#### [TASK DIRECTIONS]
Lines in the listing below that hold "title" are the ones to copy.
◇ ◇ ◇ ◇ ◇
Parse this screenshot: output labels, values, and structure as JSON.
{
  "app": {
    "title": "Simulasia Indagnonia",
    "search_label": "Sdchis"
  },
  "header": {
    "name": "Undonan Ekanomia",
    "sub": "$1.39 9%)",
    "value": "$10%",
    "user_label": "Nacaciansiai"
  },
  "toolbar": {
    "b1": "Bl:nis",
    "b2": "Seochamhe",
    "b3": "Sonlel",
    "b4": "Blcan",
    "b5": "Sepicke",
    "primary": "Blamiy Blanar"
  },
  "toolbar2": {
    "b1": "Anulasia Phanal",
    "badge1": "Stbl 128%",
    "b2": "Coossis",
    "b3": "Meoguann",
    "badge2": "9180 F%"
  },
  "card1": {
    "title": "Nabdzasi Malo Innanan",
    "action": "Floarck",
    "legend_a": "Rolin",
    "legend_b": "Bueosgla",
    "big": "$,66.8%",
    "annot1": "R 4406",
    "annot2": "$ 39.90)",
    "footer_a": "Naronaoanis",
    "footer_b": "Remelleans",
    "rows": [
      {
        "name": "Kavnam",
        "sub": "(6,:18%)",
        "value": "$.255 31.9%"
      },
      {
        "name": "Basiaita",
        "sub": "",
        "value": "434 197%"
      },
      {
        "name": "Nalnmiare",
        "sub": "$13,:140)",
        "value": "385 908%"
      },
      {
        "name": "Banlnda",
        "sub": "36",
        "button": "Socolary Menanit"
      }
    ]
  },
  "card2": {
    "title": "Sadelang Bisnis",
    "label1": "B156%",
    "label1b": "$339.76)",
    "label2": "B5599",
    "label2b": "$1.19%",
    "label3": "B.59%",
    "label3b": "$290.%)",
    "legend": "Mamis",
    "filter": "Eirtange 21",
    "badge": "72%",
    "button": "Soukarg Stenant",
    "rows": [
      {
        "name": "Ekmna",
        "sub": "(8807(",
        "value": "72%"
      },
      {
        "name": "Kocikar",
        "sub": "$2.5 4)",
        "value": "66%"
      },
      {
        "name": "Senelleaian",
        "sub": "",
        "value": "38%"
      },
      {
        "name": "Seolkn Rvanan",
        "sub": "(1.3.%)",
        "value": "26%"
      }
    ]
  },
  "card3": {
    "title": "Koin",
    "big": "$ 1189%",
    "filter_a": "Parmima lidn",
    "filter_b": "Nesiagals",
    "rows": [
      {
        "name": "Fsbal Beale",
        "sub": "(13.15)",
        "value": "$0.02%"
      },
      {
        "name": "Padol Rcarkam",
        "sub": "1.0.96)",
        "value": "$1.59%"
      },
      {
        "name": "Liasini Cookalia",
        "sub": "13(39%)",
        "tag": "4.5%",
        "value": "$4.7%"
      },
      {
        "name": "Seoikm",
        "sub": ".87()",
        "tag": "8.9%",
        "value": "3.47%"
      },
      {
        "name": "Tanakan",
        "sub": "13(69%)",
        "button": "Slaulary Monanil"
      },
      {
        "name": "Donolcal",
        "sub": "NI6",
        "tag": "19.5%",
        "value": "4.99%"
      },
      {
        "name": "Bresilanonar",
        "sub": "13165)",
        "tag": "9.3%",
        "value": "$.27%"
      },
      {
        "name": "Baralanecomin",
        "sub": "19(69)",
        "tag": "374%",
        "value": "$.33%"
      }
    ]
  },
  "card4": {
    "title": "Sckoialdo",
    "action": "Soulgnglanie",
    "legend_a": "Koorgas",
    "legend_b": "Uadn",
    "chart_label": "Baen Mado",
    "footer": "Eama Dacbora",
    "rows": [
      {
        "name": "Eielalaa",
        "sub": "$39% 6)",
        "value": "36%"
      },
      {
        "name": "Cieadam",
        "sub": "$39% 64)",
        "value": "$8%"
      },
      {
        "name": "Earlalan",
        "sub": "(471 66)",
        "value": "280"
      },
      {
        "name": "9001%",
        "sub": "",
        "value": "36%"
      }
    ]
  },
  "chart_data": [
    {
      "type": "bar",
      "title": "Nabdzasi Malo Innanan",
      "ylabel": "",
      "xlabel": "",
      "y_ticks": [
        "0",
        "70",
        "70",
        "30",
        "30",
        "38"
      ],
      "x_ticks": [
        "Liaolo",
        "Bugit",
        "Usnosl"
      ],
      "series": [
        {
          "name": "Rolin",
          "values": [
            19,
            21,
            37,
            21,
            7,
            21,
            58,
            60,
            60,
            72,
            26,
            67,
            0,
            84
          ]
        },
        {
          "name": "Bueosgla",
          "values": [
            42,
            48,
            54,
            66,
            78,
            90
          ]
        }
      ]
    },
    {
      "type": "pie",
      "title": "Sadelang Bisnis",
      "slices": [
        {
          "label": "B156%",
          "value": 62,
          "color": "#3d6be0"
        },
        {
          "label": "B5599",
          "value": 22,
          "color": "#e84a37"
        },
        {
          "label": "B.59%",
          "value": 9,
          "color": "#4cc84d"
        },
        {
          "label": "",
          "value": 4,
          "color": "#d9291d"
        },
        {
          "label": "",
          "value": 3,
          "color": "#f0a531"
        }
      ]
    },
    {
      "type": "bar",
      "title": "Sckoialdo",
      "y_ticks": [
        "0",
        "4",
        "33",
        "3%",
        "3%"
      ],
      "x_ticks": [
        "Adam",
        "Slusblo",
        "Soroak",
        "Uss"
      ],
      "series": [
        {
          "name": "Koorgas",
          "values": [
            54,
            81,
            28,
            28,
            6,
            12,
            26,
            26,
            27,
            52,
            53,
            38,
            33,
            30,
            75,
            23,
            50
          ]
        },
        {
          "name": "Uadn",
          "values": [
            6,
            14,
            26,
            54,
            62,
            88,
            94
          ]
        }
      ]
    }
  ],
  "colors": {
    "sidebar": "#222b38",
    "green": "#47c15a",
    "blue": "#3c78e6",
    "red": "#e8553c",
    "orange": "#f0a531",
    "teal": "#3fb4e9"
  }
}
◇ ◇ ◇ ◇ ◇
#### [RESULT]
    "title": "Simulasia Indagnonia",
    "title": "Nabdzasi Malo Innanan",
    "title": "Sadelang Bisnis",
    "title": "Koin",
    "title": "Sckoialdo",
      "title": "Nabdzasi Malo Innanan",
      "title": "Sadelang Bisnis",
      "title": "Sckoialdo",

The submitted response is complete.